It turned out we had to be polar bears for the day's activities.
When we boarded the boat early in the morning, I was wearing every layer of clothing I had in my suitcase. But I was still shivering in the cold wind.
When we got to our island destination, the captain said, "OK, everyone. This is as close as I can get. You'll have to walk in the water the rest of the way."
I laughed at his joke. Turned out, it wasn't a joke. With the winds, low tide and a sandbar, the boat couldn't get any closer.
We were about a football field away from the island.
The water temperature, according to one Internet source was 58 degrees. Another site listed 62 as the water temperature. Didn't matter to me which one was right. It all translated to one thing: It was too cold to be in the water without a wet suit.
"I'm not going," I said. "I'm staying on the boat."
"You can't do that," my friends insisted. "We came all this distance to shell. So let's do it."
At that, everyone shucked off their outer clothing and jumped in the water. Some had on bathing suits. Some wore shorts or Capri jeans.
Incredulously, I watched them walk in the water to the little island. They waded in cold water up to their thighs. Since I'm short, I figured the water would be up to my waist, if I were crazy enough to go in.
"Come on," said the captain. "Your friends are doing it. You can, too."
I looked at him and noted he was dressed in a warm hoodie with the hood tied around his head. On top of that he wore a heavy fur-lined parka with another hood.
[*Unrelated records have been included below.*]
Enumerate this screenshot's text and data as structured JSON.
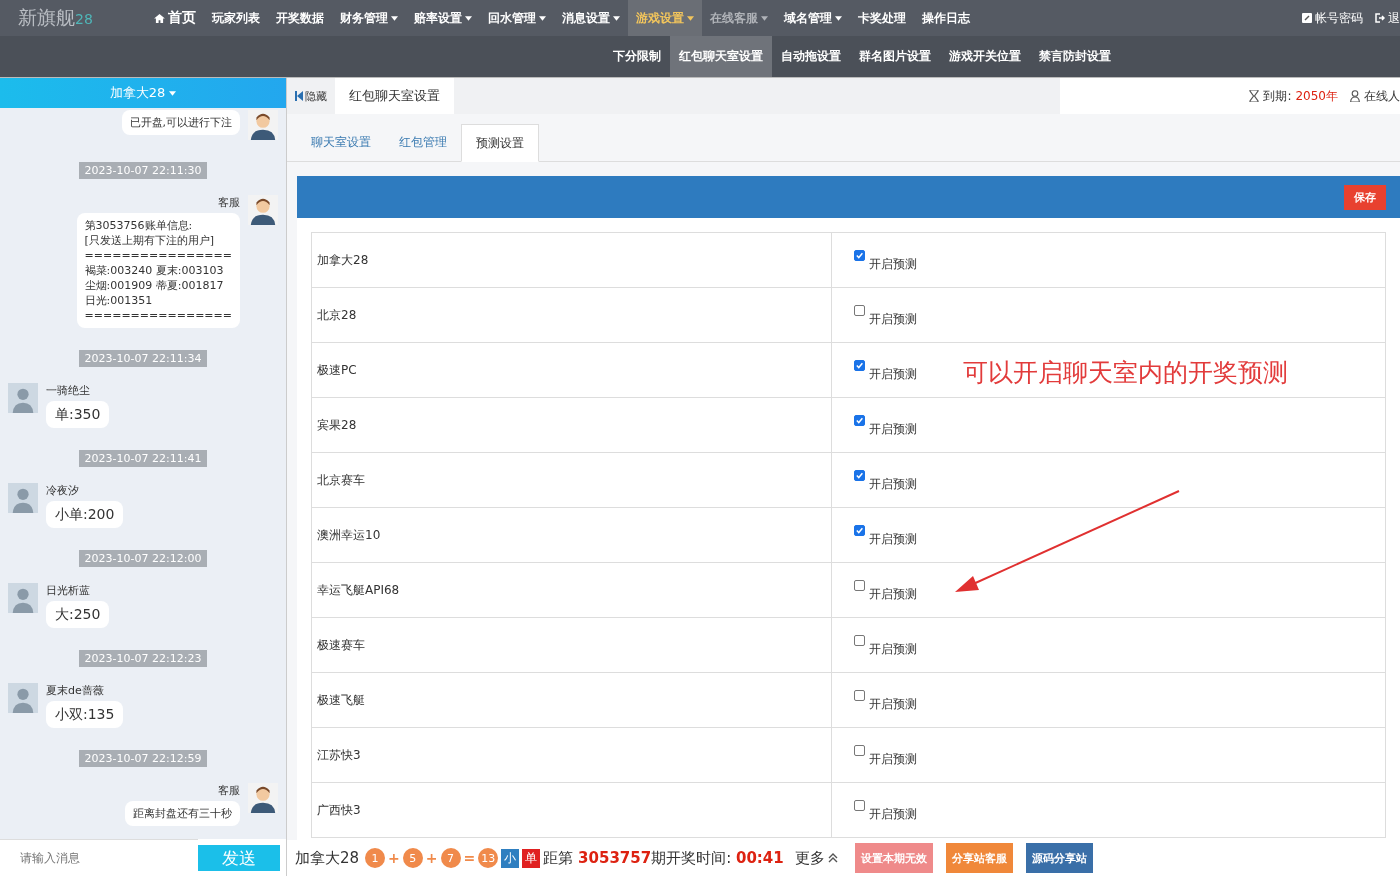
{
  "brand": {
    "name": "新旗舰",
    "suffix": "28"
  },
  "nav": [
    {
      "label": "首页",
      "kind": "home",
      "dropdown": false,
      "selected": false,
      "disabled": false
    },
    {
      "label": "玩家列表",
      "kind": "plain",
      "dropdown": false,
      "selected": false,
      "disabled": false
    },
    {
      "label": "开奖数据",
      "kind": "plain",
      "dropdown": false,
      "selected": false,
      "disabled": false
    },
    {
      "label": "财务管理",
      "kind": "plain",
      "dropdown": true,
      "selected": false,
      "disabled": false
    },
    {
      "label": "赔率设置",
      "kind": "plain",
      "dropdown": true,
      "selected": false,
      "disabled": false
    },
    {
      "label": "回水管理",
      "kind": "plain",
      "dropdown": true,
      "selected": false,
      "disabled": false
    },
    {
      "label": "消息设置",
      "kind": "plain",
      "dropdown": true,
      "selected": false,
      "disabled": false
    },
    {
      "label": "游戏设置",
      "kind": "plain",
      "dropdown": true,
      "selected": true,
      "disabled": false
    },
    {
      "label": "在线客服",
      "kind": "plain",
      "dropdown": true,
      "selected": false,
      "disabled": true
    },
    {
      "label": "域名管理",
      "kind": "plain",
      "dropdown": true,
      "selected": false,
      "disabled": false
    },
    {
      "label": "卡奖处理",
      "kind": "plain",
      "dropdown": false,
      "selected": false,
      "disabled": false
    },
    {
      "label": "操作日志",
      "kind": "plain",
      "dropdown": false,
      "selected": false,
      "disabled": false
    }
  ],
  "account": {
    "password": "帐号密码",
    "logout": "退"
  },
  "subnav": [
    {
      "label": "下分限制",
      "selected": false
    },
    {
      "label": "红包聊天室设置",
      "selected": true
    },
    {
      "label": "自动拖设置",
      "selected": false
    },
    {
      "label": "群名图片设置",
      "selected": false
    },
    {
      "label": "游戏开关位置",
      "selected": false
    },
    {
      "label": "禁言防封设置",
      "selected": false
    }
  ],
  "chat": {
    "room": "加拿大28",
    "messages": [
      {
        "kind": "sent",
        "lines": [
          "已开盘,可以进行下注"
        ]
      },
      {
        "kind": "time",
        "text": "2023-10-07 22:11:30"
      },
      {
        "kind": "sent",
        "sender": "客服",
        "lines": [
          "第3053756账单信息:",
          "[只发送上期有下注的用户]",
          "================",
          "褐菜:003240 夏末:003103",
          "尘烟:001909 蒂夏:001817",
          "日光:001351",
          "================"
        ]
      },
      {
        "kind": "time",
        "text": "2023-10-07 22:11:34"
      },
      {
        "kind": "received",
        "sender": "一骑绝尘",
        "lines": [
          "单:350"
        ]
      },
      {
        "kind": "time",
        "text": "2023-10-07 22:11:41"
      },
      {
        "kind": "received",
        "sender": "冷夜汐",
        "lines": [
          "小单:200"
        ]
      },
      {
        "kind": "time",
        "text": "2023-10-07 22:12:00"
      },
      {
        "kind": "received",
        "sender": "日光析蓝",
        "lines": [
          "大:250"
        ]
      },
      {
        "kind": "time",
        "text": "2023-10-07 22:12:23"
      },
      {
        "kind": "received",
        "sender": "夏末de蔷薇",
        "lines": [
          "小双:135"
        ]
      },
      {
        "kind": "time",
        "text": "2023-10-07 22:12:59"
      },
      {
        "kind": "sent",
        "sender": "客服",
        "lines": [
          "距离封盘还有三十秒"
        ]
      }
    ],
    "input_placeholder": "请输入消息",
    "send": "发送"
  },
  "header": {
    "hide": "隐藏",
    "page_tab": "红包聊天室设置",
    "expire_label": "到期:",
    "expire_value": "2050年",
    "online": "在线人"
  },
  "tabs": [
    {
      "label": "聊天室设置",
      "selected": false
    },
    {
      "label": "红包管理",
      "selected": false
    },
    {
      "label": "预测设置",
      "selected": true
    }
  ],
  "save": "保存",
  "games": [
    {
      "name": "加拿大28",
      "label": "开启预测",
      "checked": true
    },
    {
      "name": "北京28",
      "label": "开启预测",
      "checked": false
    },
    {
      "name": "极速PC",
      "label": "开启预测",
      "checked": true
    },
    {
      "name": "宾果28",
      "label": "开启预测",
      "checked": true
    },
    {
      "name": "北京赛车",
      "label": "开启预测",
      "checked": true
    },
    {
      "name": "澳洲幸运10",
      "label": "开启预测",
      "checked": true
    },
    {
      "name": "幸运飞艇API68",
      "label": "开启预测",
      "checked": false
    },
    {
      "name": "极速赛车",
      "label": "开启预测",
      "checked": false
    },
    {
      "name": "极速飞艇",
      "label": "开启预测",
      "checked": false
    },
    {
      "name": "江苏快3",
      "label": "开启预测",
      "checked": false
    },
    {
      "name": "广西快3",
      "label": "开启预测",
      "checked": false
    }
  ],
  "annotation": "可以开启聊天室内的开奖预测",
  "status": {
    "game": "加拿大28",
    "result": [
      {
        "kind": "ball",
        "text": "1"
      },
      {
        "kind": "op",
        "text": "+"
      },
      {
        "kind": "ball",
        "text": "5"
      },
      {
        "kind": "op",
        "text": "+"
      },
      {
        "kind": "ball",
        "text": "7"
      },
      {
        "kind": "op",
        "text": "="
      },
      {
        "kind": "ball",
        "text": "13"
      },
      {
        "kind": "tag",
        "text": "小",
        "color": "#2f7fc0"
      },
      {
        "kind": "tag",
        "text": "单",
        "color": "#e02020"
      }
    ],
    "prefix": "距第",
    "period": "3053757",
    "suffix": "期开奖时间:",
    "countdown": "00:41",
    "more": "更多",
    "buttons": [
      {
        "label": "设置本期无效",
        "color": "#ef8a8a"
      },
      {
        "label": "分享站客服",
        "color": "#f0883a"
      },
      {
        "label": "源码分享站",
        "color": "#3a6fa8"
      }
    ]
  }
}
"Sure I could do it. But I'm not foolish enough to go into frigid water. I'm staying here," I insisted.
When others saw I was standing my ground and staying on the boat, a few of them joined me. There were 28 women on the trip. Only seven stayed on the boat.
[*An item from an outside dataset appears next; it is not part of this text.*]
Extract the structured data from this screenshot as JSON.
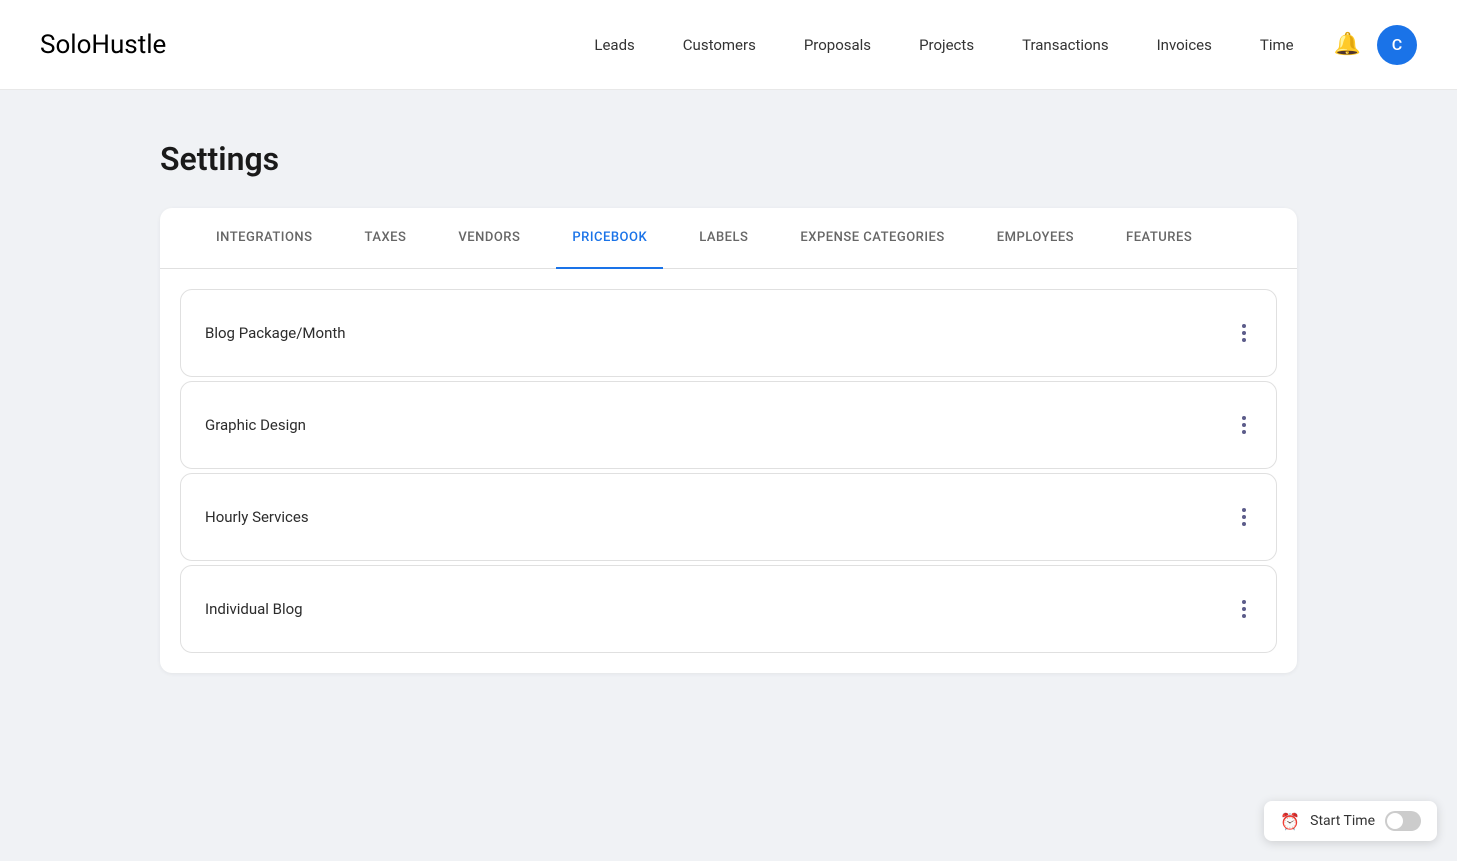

I didn't care if I were the only one. I wasn't going to do something I didn't want to do, just because everyone else was doing it.
The bottom line is, we stayed on the boat, shivering and shifting position to try to block the wind. The captain proved to be entertaining with his stories and I enjoyed being there rather than being in the water.
I took photos of the way the captain and first mate were dressed in Arctic gear. For contrast, I also took photos of the women in bathing suits jumping in the water.
When they came back on the boat, some said it was an adventure they would long remember.
"Were you afraid to go?" asked a friend.
"No," I told her, "I was taking an I.Q. test. I passed."
"Well, whatever that means, I'll share some of my shells with you," said my sweet friend.
There are times when, for the sake of a new adventure, I do force myself to do something I'm reluctant to do.
This summer, when David and I were with friends on vacation, they all decided to zip-line. That meant walking up an iron ladder, stepping off a small platform, and swinging through the air high over the amusement park.
It was great and I was glad I did it, even though I was at first hesitant to step off the platform.
Life is a balancing act where we have to keep adjusting our steps. We have to balance safety with our sense of adventure, knowing when to be cautious and when to step outside our comfort zone.
Of course, we have to learn to say "no" when we don't want to follow the crowd.
Follow the Leader is a game only for kids.